WHAT YOU NEED TO DO | Each line of the records must appear in your answer exactly, with no pictures.

———

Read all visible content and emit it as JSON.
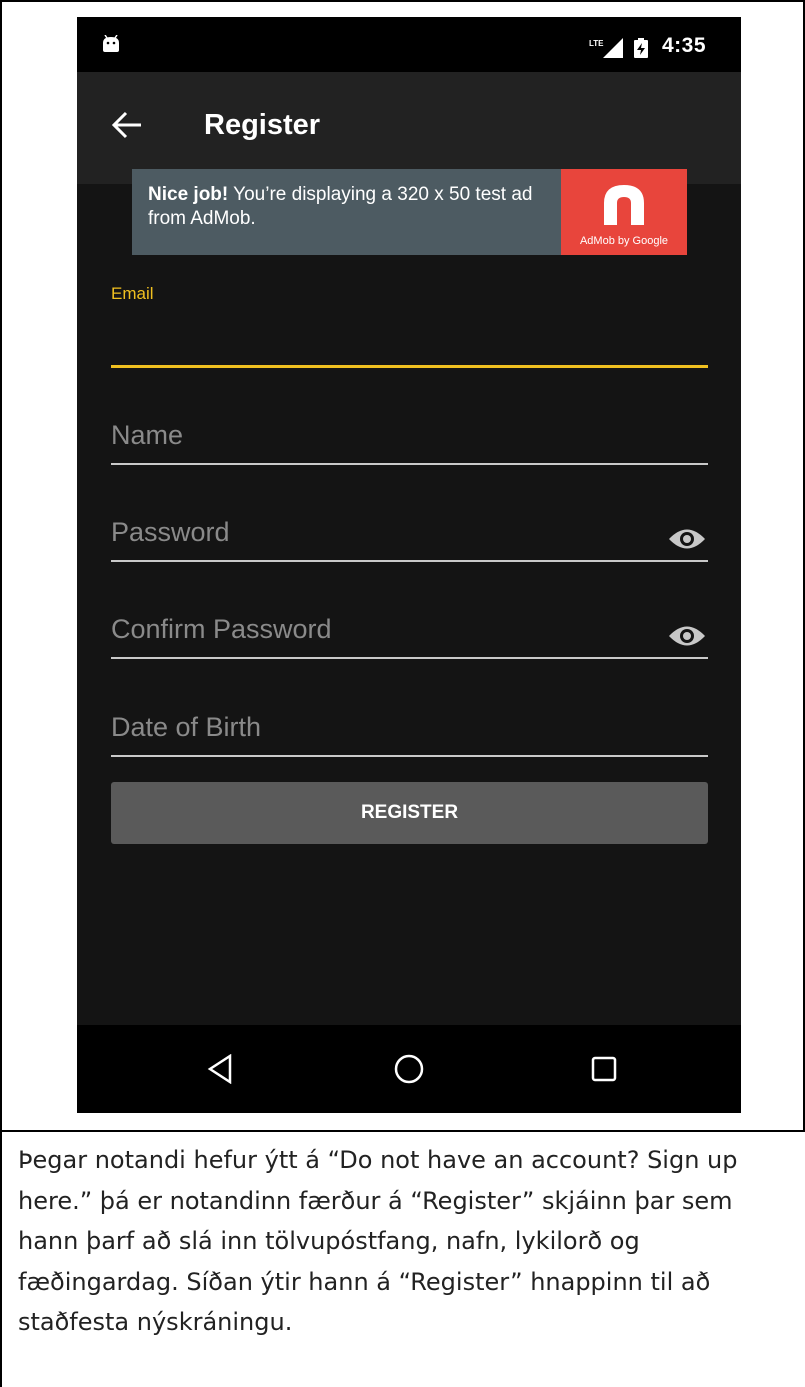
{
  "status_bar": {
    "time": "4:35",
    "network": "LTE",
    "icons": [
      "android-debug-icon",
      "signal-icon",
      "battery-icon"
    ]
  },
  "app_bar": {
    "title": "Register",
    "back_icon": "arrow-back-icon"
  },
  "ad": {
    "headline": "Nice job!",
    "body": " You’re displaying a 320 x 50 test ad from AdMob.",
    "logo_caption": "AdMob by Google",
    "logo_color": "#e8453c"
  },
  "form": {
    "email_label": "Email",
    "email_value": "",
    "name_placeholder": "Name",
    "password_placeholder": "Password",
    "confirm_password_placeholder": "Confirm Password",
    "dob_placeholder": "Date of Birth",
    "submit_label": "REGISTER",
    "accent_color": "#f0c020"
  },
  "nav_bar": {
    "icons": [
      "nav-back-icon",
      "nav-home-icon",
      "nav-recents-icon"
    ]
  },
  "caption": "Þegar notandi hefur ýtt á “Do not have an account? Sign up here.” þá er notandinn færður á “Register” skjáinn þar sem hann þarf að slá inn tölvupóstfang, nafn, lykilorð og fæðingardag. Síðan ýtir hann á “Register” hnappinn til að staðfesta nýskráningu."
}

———

ANSWER TO THIS EXERCISE |
Read all visible content and emit it as JSON.
{
  "status_bar": {
    "time": "4:35",
    "network": "LTE",
    "icons": [
      "android-debug-icon",
      "signal-icon",
      "battery-icon"
    ]
  },
  "app_bar": {
    "title": "Register",
    "back_icon": "arrow-back-icon"
  },
  "ad": {
    "headline": "Nice job!",
    "body": " You’re displaying a 320 x 50 test ad from AdMob.",
    "logo_caption": "AdMob by Google",
    "logo_color": "#e8453c"
  },
  "form": {
    "email_label": "Email",
    "email_value": "",
    "name_placeholder": "Name",
    "password_placeholder": "Password",
    "confirm_password_placeholder": "Confirm Password",
    "dob_placeholder": "Date of Birth",
    "submit_label": "REGISTER",
    "accent_color": "#f0c020"
  },
  "nav_bar": {
    "icons": [
      "nav-back-icon",
      "nav-home-icon",
      "nav-recents-icon"
    ]
  },
  "caption": "Þegar notandi hefur ýtt á “Do not have an account? Sign up here.” þá er notandinn færður á “Register” skjáinn þar sem hann þarf að slá inn tölvupóstfang, nafn, lykilorð og fæðingardag. Síðan ýtir hann á “Register” hnappinn til að staðfesta nýskráningu."
}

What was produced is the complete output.